Last weekend I noted that the Rudy Giuliani flare up had revealed some critical ways in which Scott Walker may simply not be ready for the big leagues of a national campaign. In brief, a series of entirely avoidable, unforced errors during a period in the campaign that lacks even a chunk of the intensity that a presidential candidate faces when the game really gets underway. None of those missteps in themselves will end up hurting Walker. But they point to shortcomings as a candidate that could sink him later. Now we have another example, just a week later.
As you have probably seen in his CPAC pitch for himself as a presidential contender, Scott said that if he could stand up to the state’s teachers unions he could stand up to ISIS. Specifically, after explaining how he as president would stand up to ISIS, he said, “We need a leader with that kind of confidence. If I can take on a 100,000 protesters, I can do the same across the world.”
In saying this, Walker managed to come of as offensive, callow and silly, all at the same time. Not only did he, even at a general level, compare tens of thousands of citizens of his own state to the most bloodthirsty of terrorists – he said something that made himself sound silly even to many voters primed to see teachers unions and the 2011 protestors in the worst possible light. I love me some teachers unions, but when it comes to ferocity and brutality, I’m sorry, ISIS they ain’t. In one sentence, Walker found a way to come off as a douchebag to people across the political spectrum – with each group, for a slightly different reason. A true accomplishment.
Some will say this is the liberal media ganging up on Walker.

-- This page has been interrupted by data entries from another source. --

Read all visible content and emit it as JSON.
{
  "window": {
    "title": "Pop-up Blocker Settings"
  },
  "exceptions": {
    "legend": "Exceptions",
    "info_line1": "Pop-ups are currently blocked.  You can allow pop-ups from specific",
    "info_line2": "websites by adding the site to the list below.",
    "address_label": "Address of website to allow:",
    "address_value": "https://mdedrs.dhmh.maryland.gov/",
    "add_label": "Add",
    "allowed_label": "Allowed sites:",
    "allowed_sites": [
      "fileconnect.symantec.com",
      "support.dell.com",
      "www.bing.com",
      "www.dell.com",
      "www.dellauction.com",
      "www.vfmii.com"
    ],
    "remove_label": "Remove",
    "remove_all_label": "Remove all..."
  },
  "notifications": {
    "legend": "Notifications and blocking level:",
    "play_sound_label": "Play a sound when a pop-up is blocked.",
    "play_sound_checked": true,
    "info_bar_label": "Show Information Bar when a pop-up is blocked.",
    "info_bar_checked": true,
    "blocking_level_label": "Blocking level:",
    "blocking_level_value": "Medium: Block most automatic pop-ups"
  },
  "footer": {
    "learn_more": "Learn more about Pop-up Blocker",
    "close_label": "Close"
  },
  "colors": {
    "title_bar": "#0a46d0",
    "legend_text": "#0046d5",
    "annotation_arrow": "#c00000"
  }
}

Don’t buy it. A lot of conservatives were quick to pile on about what a stupid thing this was to say, as Catherine Thompson reports here. And potential rivals will of course have at him out of self-interest if nothing else. Everybody could see this was just dumb.
Will this sink Walker’s candidacy? Of course not. But again, unforced errors again and again. At a minimum, when you’re running for president you want to spend your time on message – saying why you should be president – not frittering away days explaining or walking back stupid things you said. And Walker seems to say those things a whole lot.
You can’t take away that Walker won three elections in four years in Wisconsin while pushing through major conservatives reforms (the latter part is key). You can’t do that without real political skill. On the big stage, though, he’s starting to seem like a bit of a dolt.